**Task details**.
Where does the string "true" appear in the records? Copy every line that contains it.

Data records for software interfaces
*** Block opens ***

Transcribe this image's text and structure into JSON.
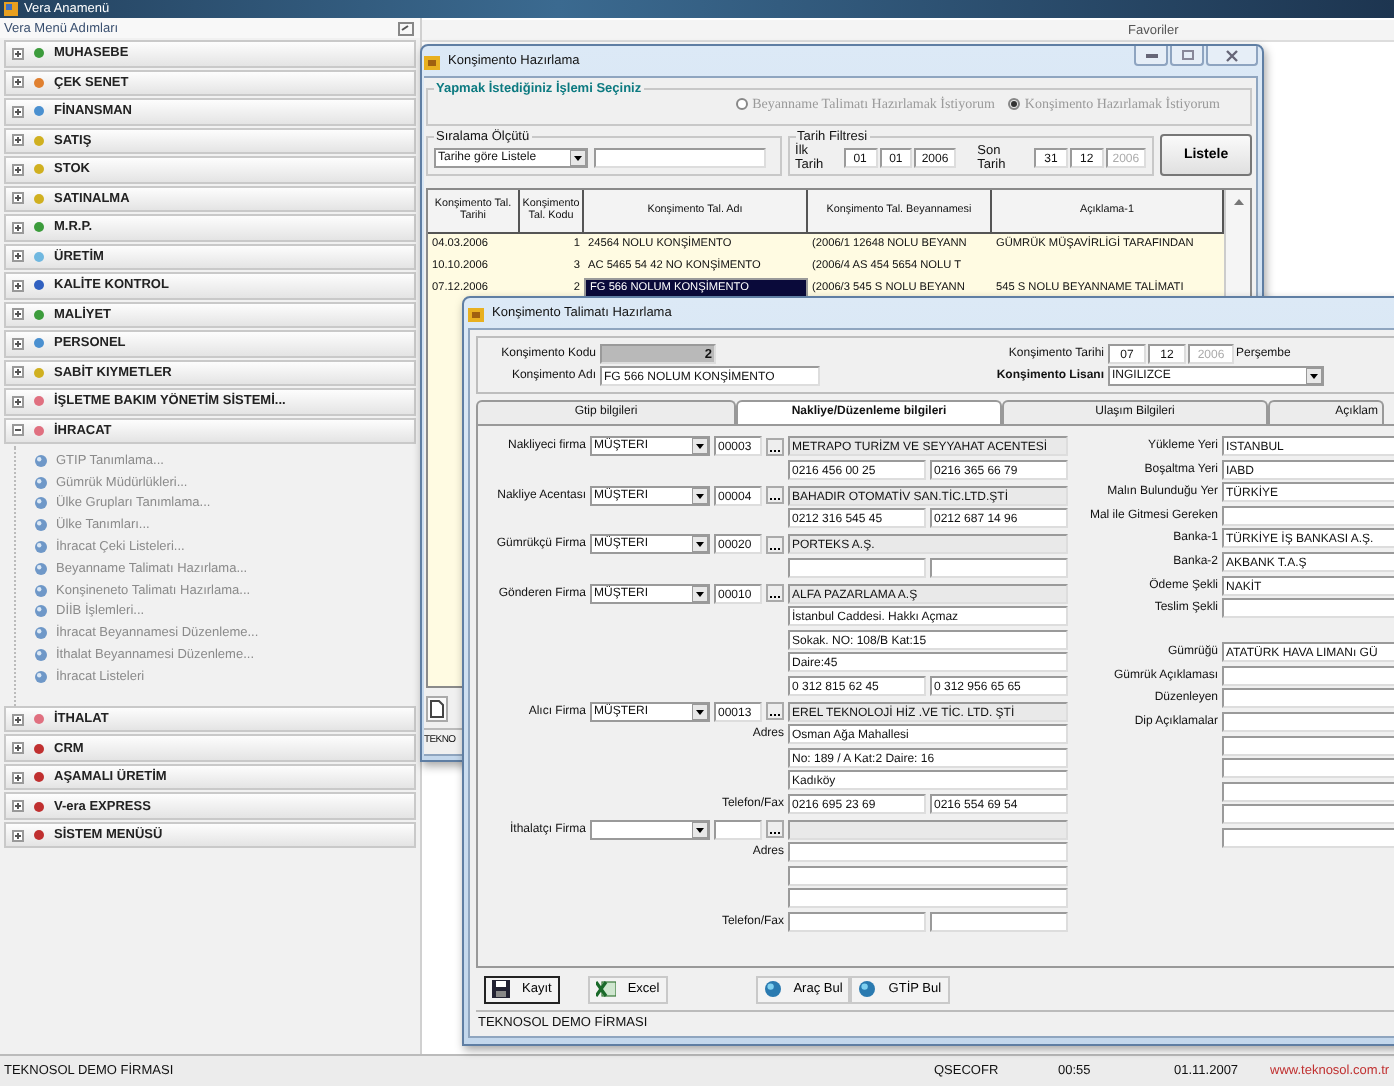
{
  "app_title": "Vera Anamenü",
  "sidebar": {
    "title": "Vera Menü Adımları",
    "items": [
      {
        "label": "MUHASEBE",
        "expanded": false,
        "color": "#3c9c3c"
      },
      {
        "label": "ÇEK SENET",
        "expanded": false,
        "color": "#e08030"
      },
      {
        "label": "FİNANSMAN",
        "expanded": false,
        "color": "#4a90d0"
      },
      {
        "label": "SATIŞ",
        "expanded": false,
        "color": "#d0b020"
      },
      {
        "label": "STOK",
        "expanded": false,
        "color": "#d0b020"
      },
      {
        "label": "SATINALMA",
        "expanded": false,
        "color": "#d0b020"
      },
      {
        "label": "M.R.P.",
        "expanded": false,
        "color": "#3c9c3c"
      },
      {
        "label": "ÜRETİM",
        "expanded": false,
        "color": "#70b8e0"
      },
      {
        "label": "KALİTE KONTROL",
        "expanded": false,
        "color": "#3060c0"
      },
      {
        "label": "MALİYET",
        "expanded": false,
        "color": "#3c9c3c"
      },
      {
        "label": "PERSONEL",
        "expanded": false,
        "color": "#4a90d0"
      },
      {
        "label": "SABİT KIYMETLER",
        "expanded": false,
        "color": "#d0b020"
      },
      {
        "label": "İŞLETME BAKIM YÖNETİM SİSTEMİ...",
        "expanded": false,
        "color": "#e07080"
      },
      {
        "label": "İHRACAT",
        "expanded": true,
        "color": "#e07080",
        "children": [
          {
            "label": "GTIP Tanımlama..."
          },
          {
            "label": "Gümrük Müdürlükleri..."
          },
          {
            "label": "Ülke Grupları Tanımlama..."
          },
          {
            "label": "Ülke Tanımları..."
          },
          {
            "label": "İhracat Çeki Listeleri..."
          },
          {
            "label": "Beyanname Talimatı Hazırlama..."
          },
          {
            "label": "Konşineneto Talimatı Hazırlama..."
          },
          {
            "label": "DİİB İşlemleri..."
          },
          {
            "label": "İhracat Beyannamesi Düzenleme..."
          },
          {
            "label": "İthalat Beyannamesi Düzenleme..."
          },
          {
            "label": "İhracat Listeleri"
          }
        ]
      },
      {
        "label": "İTHALAT",
        "expanded": false,
        "color": "#e07080"
      },
      {
        "label": "CRM",
        "expanded": false,
        "color": "#c03030"
      },
      {
        "label": "AŞAMALI ÜRETİM",
        "expanded": false,
        "color": "#c03030"
      },
      {
        "label": "V-era EXPRESS",
        "expanded": false,
        "color": "#c03030"
      },
      {
        "label": "SİSTEM MENÜSÜ",
        "expanded": false,
        "color": "#c03030"
      }
    ]
  },
  "favorites": {
    "title": "Favoriler"
  },
  "list_window": {
    "title": "Konşimento Hazırlama",
    "mode_group": {
      "title": "Yapmak İstediğiniz İşlemi Seçiniz",
      "options": [
        {
          "label": "Beyanname Talimatı Hazırlamak İstiyorum",
          "selected": false
        },
        {
          "label": "Konşimento Hazırlamak İstiyorum",
          "selected": true
        }
      ]
    },
    "sort": {
      "title": "Sıralama Ölçütü",
      "value": "Tarihe göre Listele"
    },
    "date_filter": {
      "title": "Tarih Filtresi",
      "start_label": "İlk Tarih",
      "start": [
        {
          "value": "01",
          "disabled": false
        },
        {
          "value": "01",
          "disabled": false
        },
        {
          "value": "2006",
          "disabled": false
        }
      ],
      "end_label": "Son Tarih",
      "end": [
        {
          "value": "31",
          "disabled": false
        },
        {
          "value": "12",
          "disabled": false
        },
        {
          "value": "2006",
          "disabled": true
        }
      ]
    },
    "list_button": "Listele",
    "table": {
      "columns": [
        "Konşimento Tal. Tarihi",
        "Konşimento Tal. Kodu",
        "Konşimento Tal. Adı",
        "Konşimento Tal. Beyannamesi",
        "Açıklama-1"
      ],
      "rows": [
        {
          "date": "04.03.2006",
          "code": "1",
          "name": "24564 NOLU KONŞİMENTO",
          "declaration": "(2006/1 12648 NOLU BEYANN",
          "note": "GÜMRÜK MÜŞAVİRLİGİ TARAFINDAN",
          "selected": false
        },
        {
          "date": "10.10.2006",
          "code": "3",
          "name": "AC 5465 54  42 NO KONŞİMENTO",
          "declaration": "(2006/4 AS 454 5654 NOLU T",
          "selected": false
        },
        {
          "date": "07.12.2006",
          "code": "2",
          "name": "FG 566 NOLUM KONŞİMENTO",
          "declaration": "(2006/3 545 S NOLU BEYANN",
          "note": "545 S NOLU BEYANNAME TALİMATI",
          "selected": true
        }
      ]
    },
    "status": "TEKNO"
  },
  "form_window": {
    "title": "Konşimento Talimatı Hazırlama",
    "code_label": "Konşimento Kodu",
    "code": "2",
    "name_label": "Konşimento Adı",
    "name": "FG 566 NOLUM KONŞİMENTO",
    "date_label": "Konşimento Tarihi",
    "date": [
      {
        "value": "07",
        "disabled": false
      },
      {
        "value": "12",
        "disabled": false
      },
      {
        "value": "2006",
        "disabled": true
      }
    ],
    "weekday": "Perşembe",
    "language_label": "Konşimento Lisanı",
    "language": "INGILIZCE",
    "tabs": [
      {
        "label": "Gtip bilgileri",
        "selected": false
      },
      {
        "label": "Nakliye/Düzenleme bilgileri",
        "selected": true
      },
      {
        "label": "Ulaşım Bilgileri",
        "selected": false
      },
      {
        "label": "Açıklam",
        "selected": false
      }
    ],
    "parties": [
      {
        "label": "Nakliyeci firma",
        "type": "MÜŞTERI",
        "code": "00003",
        "name": "METRAPO TURİZM  VE SEYYAHAT  ACENTESİ",
        "lines": [
          {
            "kind": "phone",
            "first": "0216 456 00 25",
            "second": "0216 365 66 79"
          }
        ]
      },
      {
        "label": "Nakliye Acentası",
        "type": "MÜŞTERI",
        "code": "00004",
        "name": "BAHADIR OTOMATİV SAN.TİC.LTD.ŞTİ",
        "lines": [
          {
            "kind": "phone",
            "first": "0212 316 545 45",
            "second": "0212 687 14 96"
          }
        ]
      },
      {
        "label": "Gümrükçü Firma",
        "type": "MÜŞTERI",
        "code": "00020",
        "name": "PORTEKS A.Ş.",
        "lines": [
          {
            "kind": "phone"
          }
        ]
      },
      {
        "label": "Gönderen Firma",
        "type": "MÜŞTERI",
        "code": "00010",
        "name": "ALFA PAZARLAMA A.Ş",
        "lines": [
          {
            "kind": "address",
            "value": "İstanbul Caddesi. Hakkı Açmaz"
          },
          {
            "kind": "address",
            "value": "Sokak.  NO: 108/B  Kat:15"
          },
          {
            "kind": "address",
            "value": "Daire:45"
          },
          {
            "kind": "phone",
            "first": "0 312 815 62 45",
            "second": "0 312 956 65 65"
          }
        ]
      },
      {
        "label": "Alıcı Firma",
        "type": "MÜŞTERI",
        "code": "00013",
        "name": "EREL TEKNOLOJİ HİZ .VE TİC. LTD. ŞTİ",
        "lines": [
          {
            "kind": "address",
            "label": "Adres",
            "value": "Osman Ağa Mahallesi"
          },
          {
            "kind": "address",
            "value": "No: 189 / A  Kat:2  Daire: 16"
          },
          {
            "kind": "address",
            "value": "Kadıköy"
          },
          {
            "kind": "phone",
            "label": "Telefon/Fax",
            "first": "0216 695 23 69",
            "second": "0216 554 69 54"
          }
        ]
      },
      {
        "label": "İthalatçı Firma",
        "lines": [
          {
            "kind": "address",
            "label": "Adres"
          },
          {
            "kind": "address"
          },
          {
            "kind": "address"
          },
          {
            "kind": "phone",
            "label": "Telefon/Fax"
          }
        ]
      }
    ],
    "details": [
      {
        "label": "Yükleme Yeri",
        "value": "ISTANBUL"
      },
      {
        "label": "Boşaltma Yeri",
        "value": "IABD"
      },
      {
        "label": "Malın Bulunduğu Yer",
        "value": "TÜRKİYE"
      },
      {
        "label": "Mal ile Gitmesi Gereken"
      },
      {
        "label": "Banka-1",
        "value": "TÜRKİYE İŞ BANKASI A.Ş."
      },
      {
        "label": "Banka-2",
        "value": "AKBANK T.A.Ş"
      },
      {
        "label": "Ödeme Şekli",
        "value": "NAKİT"
      },
      {
        "label": "Teslim Şekli"
      }
    ],
    "customs": [
      {
        "kind": "labeled",
        "label": "Gümrüğü",
        "value": "ATATÜRK HAVA LIMANı GÜ"
      },
      {
        "kind": "labeled",
        "label": "Gümrük Açıklaması"
      },
      {
        "kind": "labeled",
        "label": "Düzenleyen"
      },
      {
        "kind": "labeled",
        "label": "Dip Açıklamalar"
      },
      {
        "kind": "blank"
      },
      {
        "kind": "blank"
      },
      {
        "kind": "blank"
      },
      {
        "kind": "blank"
      },
      {
        "kind": "blank"
      }
    ],
    "buttons": [
      {
        "label": "Kayıt",
        "kind": "save"
      },
      {
        "label": "Excel",
        "kind": "excel"
      },
      {
        "label": "Araç Bul",
        "kind": "find"
      },
      {
        "label": "GTİP Bul",
        "kind": "find"
      }
    ],
    "status": "TEKNOSOL DEMO FİRMASI"
  },
  "status_bar": {
    "company": "TEKNOSOL DEMO FİRMASI",
    "user": "QSECOFR",
    "time": "00:55",
    "date": "01.11.2007",
    "website": "www.teknosol.com.tr"
  }
}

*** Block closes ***

**Result**.
        "expanded": true,
          "selected": true
          "disabled": true
          "selected": true
        "disabled": true
        "selected": true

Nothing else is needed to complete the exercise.